(DATA EXCERPTS begins)

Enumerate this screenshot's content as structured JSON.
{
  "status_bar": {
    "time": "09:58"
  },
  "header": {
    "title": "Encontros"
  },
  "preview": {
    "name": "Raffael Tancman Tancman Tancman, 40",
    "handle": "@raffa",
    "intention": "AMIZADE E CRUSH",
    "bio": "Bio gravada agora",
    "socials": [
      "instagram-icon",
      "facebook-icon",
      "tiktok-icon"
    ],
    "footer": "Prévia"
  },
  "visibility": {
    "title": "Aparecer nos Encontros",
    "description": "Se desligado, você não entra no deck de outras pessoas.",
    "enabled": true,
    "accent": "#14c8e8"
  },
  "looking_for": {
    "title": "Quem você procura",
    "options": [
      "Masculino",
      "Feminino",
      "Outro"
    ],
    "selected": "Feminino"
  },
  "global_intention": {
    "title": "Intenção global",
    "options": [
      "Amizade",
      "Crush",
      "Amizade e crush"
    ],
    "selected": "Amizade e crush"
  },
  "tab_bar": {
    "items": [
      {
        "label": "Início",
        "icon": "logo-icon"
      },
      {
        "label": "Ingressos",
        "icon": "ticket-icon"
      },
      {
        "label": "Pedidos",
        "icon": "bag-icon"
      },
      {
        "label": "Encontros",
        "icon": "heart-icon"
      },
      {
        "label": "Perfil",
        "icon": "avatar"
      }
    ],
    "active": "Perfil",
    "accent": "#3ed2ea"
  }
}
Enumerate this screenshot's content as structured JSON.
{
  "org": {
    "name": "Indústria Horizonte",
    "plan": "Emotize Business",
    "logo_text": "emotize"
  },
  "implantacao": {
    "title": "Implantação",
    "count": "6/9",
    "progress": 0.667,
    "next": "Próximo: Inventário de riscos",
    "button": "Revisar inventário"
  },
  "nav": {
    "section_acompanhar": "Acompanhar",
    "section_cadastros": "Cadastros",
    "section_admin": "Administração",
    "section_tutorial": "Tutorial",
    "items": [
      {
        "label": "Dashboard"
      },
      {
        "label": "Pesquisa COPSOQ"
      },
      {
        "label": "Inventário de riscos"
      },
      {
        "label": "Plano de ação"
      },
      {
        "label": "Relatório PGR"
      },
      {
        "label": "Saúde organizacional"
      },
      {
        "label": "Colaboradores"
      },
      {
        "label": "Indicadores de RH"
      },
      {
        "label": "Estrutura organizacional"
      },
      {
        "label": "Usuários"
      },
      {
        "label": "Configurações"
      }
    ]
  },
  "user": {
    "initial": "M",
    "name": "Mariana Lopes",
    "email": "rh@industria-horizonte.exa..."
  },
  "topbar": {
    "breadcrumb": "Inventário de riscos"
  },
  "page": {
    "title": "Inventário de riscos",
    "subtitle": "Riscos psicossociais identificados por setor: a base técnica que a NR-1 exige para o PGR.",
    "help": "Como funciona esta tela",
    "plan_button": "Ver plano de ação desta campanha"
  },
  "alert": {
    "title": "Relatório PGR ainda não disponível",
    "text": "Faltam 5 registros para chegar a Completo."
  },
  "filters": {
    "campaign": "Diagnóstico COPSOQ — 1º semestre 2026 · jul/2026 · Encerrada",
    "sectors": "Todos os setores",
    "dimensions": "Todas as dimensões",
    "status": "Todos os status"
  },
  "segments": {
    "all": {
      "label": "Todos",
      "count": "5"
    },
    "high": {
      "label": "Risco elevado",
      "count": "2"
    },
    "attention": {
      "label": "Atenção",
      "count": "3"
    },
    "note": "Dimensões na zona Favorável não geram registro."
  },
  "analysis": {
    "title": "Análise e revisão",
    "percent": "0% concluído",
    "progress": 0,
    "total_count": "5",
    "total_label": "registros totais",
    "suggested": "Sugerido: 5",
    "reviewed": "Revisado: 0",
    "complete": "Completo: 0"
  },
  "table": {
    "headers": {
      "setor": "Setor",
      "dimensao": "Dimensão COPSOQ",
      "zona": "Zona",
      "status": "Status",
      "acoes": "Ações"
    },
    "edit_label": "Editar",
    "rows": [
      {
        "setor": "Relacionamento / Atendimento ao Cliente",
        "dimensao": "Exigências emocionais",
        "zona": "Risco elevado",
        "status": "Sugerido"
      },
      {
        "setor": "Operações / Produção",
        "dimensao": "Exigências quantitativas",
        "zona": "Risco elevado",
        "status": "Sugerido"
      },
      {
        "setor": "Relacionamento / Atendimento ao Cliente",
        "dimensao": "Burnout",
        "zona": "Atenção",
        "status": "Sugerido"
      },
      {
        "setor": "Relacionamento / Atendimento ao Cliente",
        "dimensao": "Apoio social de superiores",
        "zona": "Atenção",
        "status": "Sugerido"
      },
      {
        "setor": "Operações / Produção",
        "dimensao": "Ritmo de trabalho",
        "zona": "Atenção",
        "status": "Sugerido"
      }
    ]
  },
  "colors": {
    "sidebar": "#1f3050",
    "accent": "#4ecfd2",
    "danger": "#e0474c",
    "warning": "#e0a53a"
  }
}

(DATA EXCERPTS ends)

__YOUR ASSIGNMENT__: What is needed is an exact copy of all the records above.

__ANSWER TO THIS PROBLEM__:
Enumerate this screenshot's content as structured JSON.
{
  "status_bar": {
    "time": "09:58"
  },
  "header": {
    "title": "Encontros"
  },
  "preview": {
    "name": "Raffael Tancman Tancman Tancman, 40",
    "handle": "@raffa",
    "intention": "AMIZADE E CRUSH",
    "bio": "Bio gravada agora",
    "socials": [
      "instagram-icon",
      "facebook-icon",
      "tiktok-icon"
    ],
    "footer": "Prévia"
  },
  "visibility": {
    "title": "Aparecer nos Encontros",
    "description": "Se desligado, você não entra no deck de outras pessoas.",
    "enabled": true,
    "accent": "#14c8e8"
  },
  "looking_for": {
    "title": "Quem você procura",
    "options": [
      "Masculino",
      "Feminino",
      "Outro"
    ],
    "selected": "Feminino"
  },
  "global_intention": {
    "title": "Intenção global",
    "options": [
      "Amizade",
      "Crush",
      "Amizade e crush"
    ],
    "selected": "Amizade e crush"
  },
  "tab_bar": {
    "items": [
      {
        "label": "Início",
        "icon": "logo-icon"
      },
      {
        "label": "Ingressos",
        "icon": "ticket-icon"
      },
      {
        "label": "Pedidos",
        "icon": "bag-icon"
      },
      {
        "label": "Encontros",
        "icon": "heart-icon"
      },
      {
        "label": "Perfil",
        "icon": "avatar"
      }
    ],
    "active": "Perfil",
    "accent": "#3ed2ea"
  }
}
Enumerate this screenshot's content as structured JSON.
{
  "org": {
    "name": "Indústria Horizonte",
    "plan": "Emotize Business",
    "logo_text": "emotize"
  },
  "implantacao": {
    "title": "Implantação",
    "count": "6/9",
    "progress": 0.667,
    "next": "Próximo: Inventário de riscos",
    "button": "Revisar inventário"
  },
  "nav": {
    "section_acompanhar": "Acompanhar",
    "section_cadastros": "Cadastros",
    "section_admin": "Administração",
    "section_tutorial": "Tutorial",
    "items": [
      {
        "label": "Dashboard"
      },
      {
        "label": "Pesquisa COPSOQ"
      },
      {
        "label": "Inventário de riscos"
      },
      {
        "label": "Plano de ação"
      },
      {
        "label": "Relatório PGR"
      },
      {
        "label": "Saúde organizacional"
      },
      {
        "label": "Colaboradores"
      },
      {
        "label": "Indicadores de RH"
      },
      {
        "label": "Estrutura organizacional"
      },
      {
        "label": "Usuários"
      },
      {
        "label": "Configurações"
      }
    ]
  },
  "user": {
    "initial": "M",
    "name": "Mariana Lopes",
    "email": "rh@industria-horizonte.exa..."
  },
  "topbar": {
    "breadcrumb": "Inventário de riscos"
  },
  "page": {
    "title": "Inventário de riscos",
    "subtitle": "Riscos psicossociais identificados por setor: a base técnica que a NR-1 exige para o PGR.",
    "help": "Como funciona esta tela",
    "plan_button": "Ver plano de ação desta campanha"
  },
  "alert": {
    "title": "Relatório PGR ainda não disponível",
    "text": "Faltam 5 registros para chegar a Completo."
  },
  "filters": {
    "campaign": "Diagnóstico COPSOQ — 1º semestre 2026 · jul/2026 · Encerrada",
    "sectors": "Todos os setores",
    "dimensions": "Todas as dimensões",
    "status": "Todos os status"
  },
  "segments": {
    "all": {
      "label": "Todos",
      "count": "5"
    },
    "high": {
      "label": "Risco elevado",
      "count": "2"
    },
    "attention": {
      "label": "Atenção",
      "count": "3"
    },
    "note": "Dimensões na zona Favorável não geram registro."
  },
  "analysis": {
    "title": "Análise e revisão",
    "percent": "0% concluído",
    "progress": 0,
    "total_count": "5",
    "total_label": "registros totais",
    "suggested": "Sugerido: 5",
    "reviewed": "Revisado: 0",
    "complete": "Completo: 0"
  },
  "table": {
    "headers": {
      "setor": "Setor",
      "dimensao": "Dimensão COPSOQ",
      "zona": "Zona",
      "status": "Status",
      "acoes": "Ações"
    },
    "edit_label": "Editar",
    "rows": [
      {
        "setor": "Relacionamento / Atendimento ao Cliente",
        "dimensao": "Exigências emocionais",
        "zona": "Risco elevado",
        "status": "Sugerido"
      },
      {
        "setor": "Operações / Produção",
        "dimensao": "Exigências quantitativas",
        "zona": "Risco elevado",
        "status": "Sugerido"
      },
      {
        "setor": "Relacionamento / Atendimento ao Cliente",
        "dimensao": "Burnout",
        "zona": "Atenção",
        "status": "Sugerido"
      },
      {
        "setor": "Relacionamento / Atendimento ao Cliente",
        "dimensao": "Apoio social de superiores",
        "zona": "Atenção",
        "status": "Sugerido"
      },
      {
        "setor": "Operações / Produção",
        "dimensao": "Ritmo de trabalho",
        "zona": "Atenção",
        "status": "Sugerido"
      }
    ]
  },
  "colors": {
    "sidebar": "#1f3050",
    "accent": "#4ecfd2",
    "danger": "#e0474c",
    "warning": "#e0a53a"
  }
}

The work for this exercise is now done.